*** Block opens ***
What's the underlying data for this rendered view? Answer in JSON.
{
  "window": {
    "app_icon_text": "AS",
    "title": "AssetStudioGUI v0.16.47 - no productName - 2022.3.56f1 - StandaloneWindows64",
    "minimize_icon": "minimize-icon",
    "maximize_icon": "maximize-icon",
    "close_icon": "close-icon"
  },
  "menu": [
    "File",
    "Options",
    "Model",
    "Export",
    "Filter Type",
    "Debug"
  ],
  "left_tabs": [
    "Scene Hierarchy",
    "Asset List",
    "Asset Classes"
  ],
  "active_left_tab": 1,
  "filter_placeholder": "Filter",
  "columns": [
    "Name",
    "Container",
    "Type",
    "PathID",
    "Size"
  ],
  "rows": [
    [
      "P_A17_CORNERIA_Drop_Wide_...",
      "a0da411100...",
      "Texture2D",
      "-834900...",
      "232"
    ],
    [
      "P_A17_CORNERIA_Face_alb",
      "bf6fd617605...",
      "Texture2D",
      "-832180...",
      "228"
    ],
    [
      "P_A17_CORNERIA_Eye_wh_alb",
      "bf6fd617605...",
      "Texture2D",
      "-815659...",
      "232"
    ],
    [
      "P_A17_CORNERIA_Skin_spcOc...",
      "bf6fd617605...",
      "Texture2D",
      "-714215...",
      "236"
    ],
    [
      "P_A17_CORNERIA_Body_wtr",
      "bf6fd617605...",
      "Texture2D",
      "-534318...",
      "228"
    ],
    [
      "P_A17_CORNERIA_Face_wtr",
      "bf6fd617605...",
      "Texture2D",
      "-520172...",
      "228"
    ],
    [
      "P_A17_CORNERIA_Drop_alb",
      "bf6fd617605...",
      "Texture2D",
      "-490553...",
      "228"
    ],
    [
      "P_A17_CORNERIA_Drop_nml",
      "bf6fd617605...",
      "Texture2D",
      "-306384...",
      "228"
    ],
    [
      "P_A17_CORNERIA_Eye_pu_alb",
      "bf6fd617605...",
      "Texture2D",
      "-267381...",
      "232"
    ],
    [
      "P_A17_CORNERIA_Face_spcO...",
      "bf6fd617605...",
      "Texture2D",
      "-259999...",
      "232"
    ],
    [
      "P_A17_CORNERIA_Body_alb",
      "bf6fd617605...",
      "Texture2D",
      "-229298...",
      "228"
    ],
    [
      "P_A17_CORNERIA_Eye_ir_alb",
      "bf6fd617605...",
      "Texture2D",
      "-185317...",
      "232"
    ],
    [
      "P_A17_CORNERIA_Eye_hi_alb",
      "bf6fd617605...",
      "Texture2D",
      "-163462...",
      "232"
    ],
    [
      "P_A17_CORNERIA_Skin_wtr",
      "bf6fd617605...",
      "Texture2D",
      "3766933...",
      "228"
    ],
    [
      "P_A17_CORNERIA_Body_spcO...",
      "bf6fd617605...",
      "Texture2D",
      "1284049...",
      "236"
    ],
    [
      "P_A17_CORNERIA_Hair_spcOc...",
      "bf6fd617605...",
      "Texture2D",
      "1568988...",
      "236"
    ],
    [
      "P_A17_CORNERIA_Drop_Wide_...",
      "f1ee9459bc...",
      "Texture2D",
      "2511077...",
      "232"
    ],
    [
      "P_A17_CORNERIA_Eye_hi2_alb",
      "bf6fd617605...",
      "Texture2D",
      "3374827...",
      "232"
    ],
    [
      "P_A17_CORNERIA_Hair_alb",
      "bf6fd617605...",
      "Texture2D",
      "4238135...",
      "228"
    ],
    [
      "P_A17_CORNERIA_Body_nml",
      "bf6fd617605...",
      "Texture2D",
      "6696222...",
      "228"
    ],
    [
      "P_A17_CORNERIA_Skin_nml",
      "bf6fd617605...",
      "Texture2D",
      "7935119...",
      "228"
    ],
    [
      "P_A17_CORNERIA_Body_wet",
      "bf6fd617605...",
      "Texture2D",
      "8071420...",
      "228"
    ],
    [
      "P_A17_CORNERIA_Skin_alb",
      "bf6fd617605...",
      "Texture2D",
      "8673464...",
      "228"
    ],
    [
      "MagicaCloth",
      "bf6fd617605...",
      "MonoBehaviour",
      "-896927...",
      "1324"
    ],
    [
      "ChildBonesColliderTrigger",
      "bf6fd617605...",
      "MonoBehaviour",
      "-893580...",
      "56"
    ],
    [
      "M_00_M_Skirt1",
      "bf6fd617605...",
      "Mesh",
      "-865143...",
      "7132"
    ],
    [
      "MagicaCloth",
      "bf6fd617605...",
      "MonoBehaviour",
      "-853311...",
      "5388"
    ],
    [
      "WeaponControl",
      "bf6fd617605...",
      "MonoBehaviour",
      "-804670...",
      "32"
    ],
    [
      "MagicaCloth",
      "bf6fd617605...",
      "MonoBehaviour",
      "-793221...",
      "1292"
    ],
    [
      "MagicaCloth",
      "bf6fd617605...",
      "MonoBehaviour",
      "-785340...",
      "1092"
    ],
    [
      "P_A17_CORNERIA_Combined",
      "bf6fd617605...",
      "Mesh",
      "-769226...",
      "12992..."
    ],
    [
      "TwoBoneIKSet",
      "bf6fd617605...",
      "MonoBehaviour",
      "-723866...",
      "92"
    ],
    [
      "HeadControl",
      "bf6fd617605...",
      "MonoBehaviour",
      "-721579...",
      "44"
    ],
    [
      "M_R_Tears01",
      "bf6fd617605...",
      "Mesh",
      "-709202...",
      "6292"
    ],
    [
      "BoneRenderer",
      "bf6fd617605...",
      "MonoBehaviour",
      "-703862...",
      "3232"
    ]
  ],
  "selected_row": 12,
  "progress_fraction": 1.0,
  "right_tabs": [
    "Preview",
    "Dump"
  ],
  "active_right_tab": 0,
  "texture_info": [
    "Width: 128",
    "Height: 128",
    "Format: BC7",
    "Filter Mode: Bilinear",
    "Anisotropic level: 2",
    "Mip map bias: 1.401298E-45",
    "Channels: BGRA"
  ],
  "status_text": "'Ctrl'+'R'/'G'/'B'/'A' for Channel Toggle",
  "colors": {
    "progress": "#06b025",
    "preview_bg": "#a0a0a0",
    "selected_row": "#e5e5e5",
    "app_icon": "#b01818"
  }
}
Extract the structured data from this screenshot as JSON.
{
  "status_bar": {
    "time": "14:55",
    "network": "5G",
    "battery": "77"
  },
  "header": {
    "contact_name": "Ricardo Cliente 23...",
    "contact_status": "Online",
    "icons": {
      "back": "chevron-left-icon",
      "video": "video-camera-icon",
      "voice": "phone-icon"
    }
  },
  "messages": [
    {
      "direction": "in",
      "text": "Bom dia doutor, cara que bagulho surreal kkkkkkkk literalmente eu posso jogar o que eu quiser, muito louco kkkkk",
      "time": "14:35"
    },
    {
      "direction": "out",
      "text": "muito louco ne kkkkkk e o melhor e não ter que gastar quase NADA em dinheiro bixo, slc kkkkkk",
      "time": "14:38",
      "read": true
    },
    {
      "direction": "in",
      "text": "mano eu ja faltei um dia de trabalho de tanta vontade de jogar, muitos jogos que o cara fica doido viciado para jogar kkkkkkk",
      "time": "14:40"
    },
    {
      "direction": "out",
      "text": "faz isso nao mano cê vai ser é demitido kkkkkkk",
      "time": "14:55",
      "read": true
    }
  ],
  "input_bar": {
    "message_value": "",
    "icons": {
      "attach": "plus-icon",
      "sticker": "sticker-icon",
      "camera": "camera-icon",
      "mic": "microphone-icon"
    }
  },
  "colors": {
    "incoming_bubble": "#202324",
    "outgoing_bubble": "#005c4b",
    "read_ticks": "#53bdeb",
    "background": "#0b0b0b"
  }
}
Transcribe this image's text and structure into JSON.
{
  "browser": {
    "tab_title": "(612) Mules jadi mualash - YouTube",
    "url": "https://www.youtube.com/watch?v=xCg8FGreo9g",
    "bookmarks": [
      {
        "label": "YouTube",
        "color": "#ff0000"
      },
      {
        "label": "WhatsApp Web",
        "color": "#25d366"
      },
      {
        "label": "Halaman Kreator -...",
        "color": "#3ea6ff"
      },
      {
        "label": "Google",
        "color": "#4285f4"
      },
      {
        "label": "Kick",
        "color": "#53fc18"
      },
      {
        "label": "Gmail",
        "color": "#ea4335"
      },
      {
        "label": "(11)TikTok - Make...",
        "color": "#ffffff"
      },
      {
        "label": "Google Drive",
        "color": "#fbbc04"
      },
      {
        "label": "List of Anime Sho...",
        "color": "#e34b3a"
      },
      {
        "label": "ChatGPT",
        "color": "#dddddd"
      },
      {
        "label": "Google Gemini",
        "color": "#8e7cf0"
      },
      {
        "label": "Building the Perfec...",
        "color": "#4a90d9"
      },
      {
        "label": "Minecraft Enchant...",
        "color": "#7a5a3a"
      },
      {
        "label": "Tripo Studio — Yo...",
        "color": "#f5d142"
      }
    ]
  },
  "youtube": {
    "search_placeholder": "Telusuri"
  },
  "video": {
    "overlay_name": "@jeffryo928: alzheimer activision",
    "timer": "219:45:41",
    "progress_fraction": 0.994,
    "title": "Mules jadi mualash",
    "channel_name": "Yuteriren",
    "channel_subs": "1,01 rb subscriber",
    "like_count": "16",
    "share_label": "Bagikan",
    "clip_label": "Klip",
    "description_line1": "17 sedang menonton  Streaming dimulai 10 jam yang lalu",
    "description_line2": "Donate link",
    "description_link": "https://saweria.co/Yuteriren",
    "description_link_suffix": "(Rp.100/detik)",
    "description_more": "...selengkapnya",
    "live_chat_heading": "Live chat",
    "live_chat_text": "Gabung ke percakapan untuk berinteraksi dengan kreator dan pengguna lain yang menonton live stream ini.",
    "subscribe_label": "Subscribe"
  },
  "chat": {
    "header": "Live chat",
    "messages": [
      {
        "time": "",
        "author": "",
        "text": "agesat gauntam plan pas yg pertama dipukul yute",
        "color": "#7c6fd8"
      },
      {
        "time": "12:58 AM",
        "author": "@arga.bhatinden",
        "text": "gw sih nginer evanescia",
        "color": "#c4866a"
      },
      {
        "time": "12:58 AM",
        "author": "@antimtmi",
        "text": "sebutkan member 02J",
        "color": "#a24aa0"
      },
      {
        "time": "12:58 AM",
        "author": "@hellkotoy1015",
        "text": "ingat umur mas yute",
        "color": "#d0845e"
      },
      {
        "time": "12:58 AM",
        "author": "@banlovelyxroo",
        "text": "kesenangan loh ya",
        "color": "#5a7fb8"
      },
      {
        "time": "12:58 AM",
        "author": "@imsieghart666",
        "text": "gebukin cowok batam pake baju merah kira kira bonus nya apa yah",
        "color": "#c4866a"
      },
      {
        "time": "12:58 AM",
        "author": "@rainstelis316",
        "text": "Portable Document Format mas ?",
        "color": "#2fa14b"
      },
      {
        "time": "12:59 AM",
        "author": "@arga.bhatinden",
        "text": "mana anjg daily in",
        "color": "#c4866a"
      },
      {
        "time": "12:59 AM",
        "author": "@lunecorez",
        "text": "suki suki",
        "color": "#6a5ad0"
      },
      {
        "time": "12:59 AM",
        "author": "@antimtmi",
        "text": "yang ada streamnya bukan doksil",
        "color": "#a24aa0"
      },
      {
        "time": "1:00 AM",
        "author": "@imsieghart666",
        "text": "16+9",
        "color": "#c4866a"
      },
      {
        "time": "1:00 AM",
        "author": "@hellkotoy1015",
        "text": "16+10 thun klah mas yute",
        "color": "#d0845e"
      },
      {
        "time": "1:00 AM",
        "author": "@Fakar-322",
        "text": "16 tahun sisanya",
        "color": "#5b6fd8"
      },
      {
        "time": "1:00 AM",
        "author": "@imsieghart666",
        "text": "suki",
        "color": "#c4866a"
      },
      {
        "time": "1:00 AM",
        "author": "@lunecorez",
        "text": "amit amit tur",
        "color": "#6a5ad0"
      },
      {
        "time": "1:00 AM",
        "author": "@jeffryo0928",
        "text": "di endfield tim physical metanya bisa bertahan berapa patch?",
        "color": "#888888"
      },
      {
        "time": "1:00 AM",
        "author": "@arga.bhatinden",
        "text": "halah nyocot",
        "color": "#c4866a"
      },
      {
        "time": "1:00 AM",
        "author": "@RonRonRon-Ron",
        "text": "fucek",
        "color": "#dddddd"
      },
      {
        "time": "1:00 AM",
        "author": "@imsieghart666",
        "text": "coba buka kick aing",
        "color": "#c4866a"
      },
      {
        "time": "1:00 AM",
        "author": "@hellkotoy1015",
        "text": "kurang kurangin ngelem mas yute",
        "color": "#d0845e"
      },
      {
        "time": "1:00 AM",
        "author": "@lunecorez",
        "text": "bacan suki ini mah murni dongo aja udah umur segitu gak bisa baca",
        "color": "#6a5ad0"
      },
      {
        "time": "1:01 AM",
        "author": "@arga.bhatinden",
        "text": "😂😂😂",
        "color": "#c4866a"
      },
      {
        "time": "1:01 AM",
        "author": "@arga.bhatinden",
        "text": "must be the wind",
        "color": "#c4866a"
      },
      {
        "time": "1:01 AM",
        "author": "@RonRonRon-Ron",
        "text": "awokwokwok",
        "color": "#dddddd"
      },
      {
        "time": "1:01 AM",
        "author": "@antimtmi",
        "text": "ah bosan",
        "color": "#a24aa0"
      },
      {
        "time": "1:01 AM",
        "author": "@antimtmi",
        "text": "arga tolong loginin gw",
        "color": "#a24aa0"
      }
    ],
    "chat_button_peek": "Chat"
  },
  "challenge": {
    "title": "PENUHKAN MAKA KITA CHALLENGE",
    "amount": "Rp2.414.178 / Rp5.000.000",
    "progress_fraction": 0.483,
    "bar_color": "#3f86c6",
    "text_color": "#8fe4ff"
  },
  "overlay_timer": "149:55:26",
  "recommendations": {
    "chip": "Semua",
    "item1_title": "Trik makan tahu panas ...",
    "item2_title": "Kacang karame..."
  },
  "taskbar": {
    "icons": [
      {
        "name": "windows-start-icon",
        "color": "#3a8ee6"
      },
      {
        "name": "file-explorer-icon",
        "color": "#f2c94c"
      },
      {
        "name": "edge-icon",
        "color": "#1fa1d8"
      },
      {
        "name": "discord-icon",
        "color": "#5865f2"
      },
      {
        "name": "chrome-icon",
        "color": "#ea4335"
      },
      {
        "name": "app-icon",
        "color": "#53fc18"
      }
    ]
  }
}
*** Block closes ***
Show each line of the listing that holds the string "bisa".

        "text": "di endfield tim physical metanya bisa bertahan berapa patch?",
        "text": "bacan suki ini mah murni dongo aja udah umur segitu gak bisa baca",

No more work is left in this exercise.